→ **What to work on**: Take every line of the material below that includes the string "DARWINIA" and copy it out.

→ **Recorded data**:

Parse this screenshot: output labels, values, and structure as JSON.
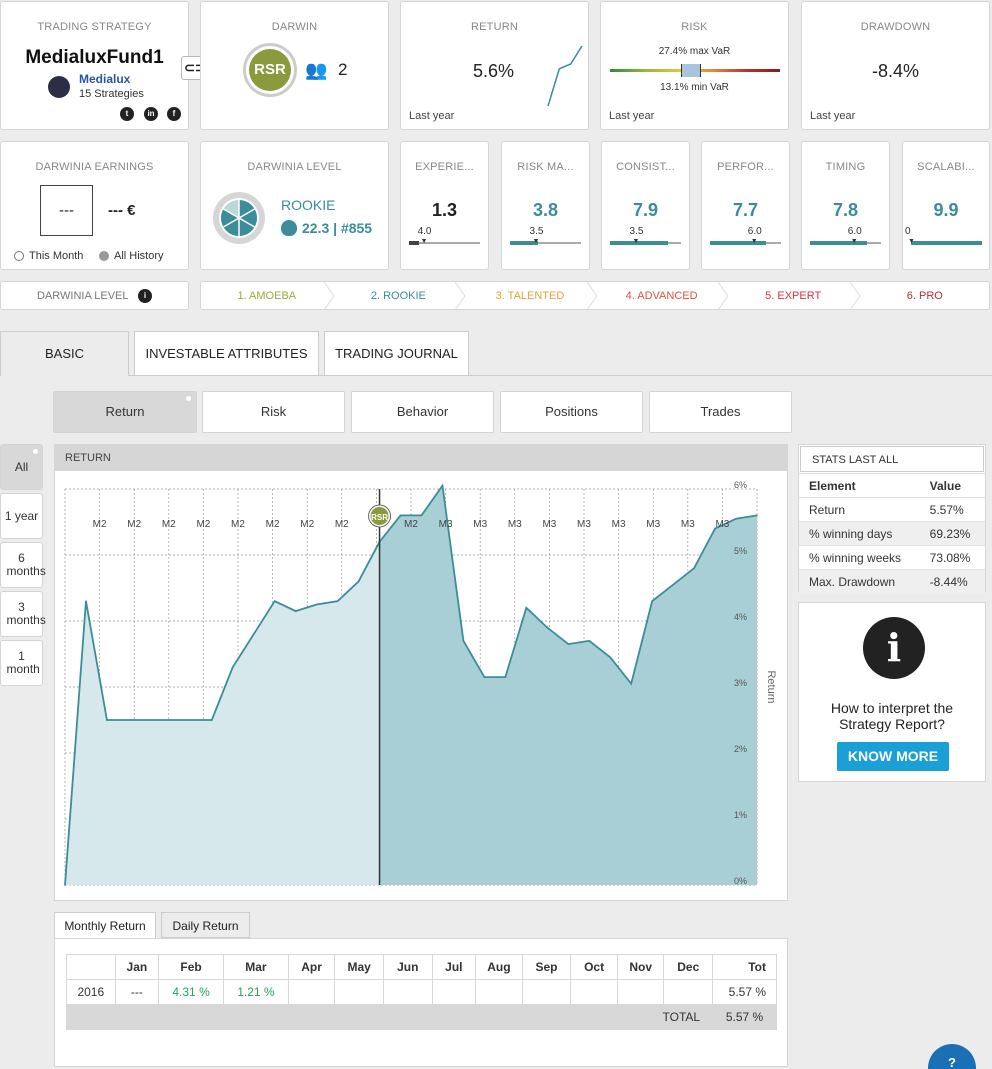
{
  "strategy": {
    "title": "TRADING STRATEGY",
    "name": "MedialuxFund1",
    "author": "Medialux",
    "strategies": "15 Strategies",
    "link_icon": "link-icon",
    "social": [
      "twitter-icon",
      "linkedin-icon",
      "facebook-icon"
    ]
  },
  "darwin": {
    "title": "DARWIN",
    "badge": "RSR",
    "investors": "2",
    "badge_color": "#8a9a3c"
  },
  "return_card": {
    "title": "RETURN",
    "value": "5.6%",
    "footer": "Last year",
    "sparkline": [
      0.0,
      0.62,
      0.7,
      1.0
    ]
  },
  "risk_card": {
    "title": "RISK",
    "max_var": "27.4% max VaR",
    "min_var": "13.1% min VaR",
    "footer": "Last year"
  },
  "drawdown_card": {
    "title": "DRAWDOWN",
    "value": "-8.4%",
    "footer": "Last year"
  },
  "earnings": {
    "title": "DARWINIA EARNINGS",
    "box": "---",
    "value": "--- €",
    "opt_month": "This Month",
    "opt_all": "All History"
  },
  "level": {
    "title": "DARWINIA LEVEL",
    "name": "ROOKIE",
    "score": "22.3 | #855"
  },
  "scores": [
    {
      "title": "EXPERIE...",
      "value": "1.3",
      "mark": "4.0",
      "fill": 0.0,
      "mark_pos": 0.2,
      "color": "#222222"
    },
    {
      "title": "RISK MA...",
      "value": "3.8",
      "mark": "3.5",
      "fill": 0.38,
      "mark_pos": 0.35,
      "color": "#3a8d99"
    },
    {
      "title": "CONSIST...",
      "value": "7.9",
      "mark": "3.5",
      "fill": 0.79,
      "mark_pos": 0.35,
      "color": "#3a8d99"
    },
    {
      "title": "PERFOR...",
      "value": "7.7",
      "mark": "6.0",
      "fill": 0.77,
      "mark_pos": 0.6,
      "color": "#3a8d99"
    },
    {
      "title": "TIMING",
      "value": "7.8",
      "mark": "6.0",
      "fill": 0.78,
      "mark_pos": 0.6,
      "color": "#3a8d99"
    },
    {
      "title": "SCALABI...",
      "value": "9.9",
      "mark": "0",
      "fill": 0.99,
      "mark_pos": 0.0,
      "color": "#3a8d99"
    }
  ],
  "level_bar": {
    "label": "DARWINIA LEVEL",
    "steps": [
      {
        "label": "1. AMOEBA",
        "color": "#9aaa3a"
      },
      {
        "label": "2. ROOKIE",
        "color": "#3a8d99"
      },
      {
        "label": "3. TALENTED",
        "color": "#e7a03a"
      },
      {
        "label": "4. ADVANCED",
        "color": "#e0523a"
      },
      {
        "label": "5. EXPERT",
        "color": "#d9343a"
      },
      {
        "label": "6. PRO",
        "color": "#b8303a"
      }
    ]
  },
  "tabs": [
    "BASIC",
    "INVESTABLE ATTRIBUTES",
    "TRADING JOURNAL"
  ],
  "subtabs": [
    "Return",
    "Risk",
    "Behavior",
    "Positions",
    "Trades"
  ],
  "periods": [
    "All",
    "1 year",
    "6 months",
    "3 months",
    "1 month"
  ],
  "chart_panel": {
    "header": "RETURN",
    "marker": "RSR"
  },
  "chart_data": {
    "type": "area",
    "ylabel": "Return",
    "ylim": [
      0,
      6
    ],
    "yticks": [
      "0%",
      "1%",
      "2%",
      "3%",
      "4%",
      "5%",
      "6%"
    ],
    "xticks": [
      "M2",
      "M2",
      "M2",
      "M2",
      "M2",
      "M2",
      "M2",
      "M2",
      "M2",
      "M2",
      "M3",
      "M3",
      "M3",
      "M3",
      "M3",
      "M3",
      "M3",
      "M3",
      "M3"
    ],
    "split_index": 15,
    "values": [
      0.0,
      4.3,
      2.5,
      2.5,
      2.5,
      2.5,
      2.5,
      2.5,
      3.3,
      3.8,
      4.3,
      4.15,
      4.25,
      4.3,
      4.6,
      5.2,
      5.6,
      5.6,
      6.05,
      3.7,
      3.15,
      3.15,
      4.2,
      3.9,
      3.65,
      3.7,
      3.45,
      3.05,
      4.3,
      4.55,
      4.8,
      5.4,
      5.55,
      5.6
    ]
  },
  "stats": {
    "title": "STATS LAST ALL",
    "head": [
      "Element",
      "Value"
    ],
    "rows": [
      [
        "Return",
        "5.57%"
      ],
      [
        "% winning days",
        "69.23%"
      ],
      [
        "% winning weeks",
        "73.08%"
      ],
      [
        "Max. Drawdown",
        "-8.44%"
      ]
    ]
  },
  "help": {
    "text": "How to interpret the Strategy Report?",
    "button": "KNOW MORE"
  },
  "monthly": {
    "tabs": [
      "Monthly Return",
      "Daily Return"
    ],
    "headers": [
      "",
      "Jan",
      "Feb",
      "Mar",
      "Apr",
      "May",
      "Jun",
      "Jul",
      "Aug",
      "Sep",
      "Oct",
      "Nov",
      "Dec",
      "Tot"
    ],
    "row": [
      "2016",
      "---",
      "4.31 %",
      "1.21 %",
      "",
      "",
      "",
      "",
      "",
      "",
      "",
      "",
      "",
      "5.57 %"
    ],
    "total_label": "TOTAL",
    "total_value": "5.57 %"
  },
  "chat": "?"
}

→ **Solution to this exercise**:
    "title": "DARWINIA EARNINGS",
    "title": "DARWINIA LEVEL",
    "label": "DARWINIA LEVEL",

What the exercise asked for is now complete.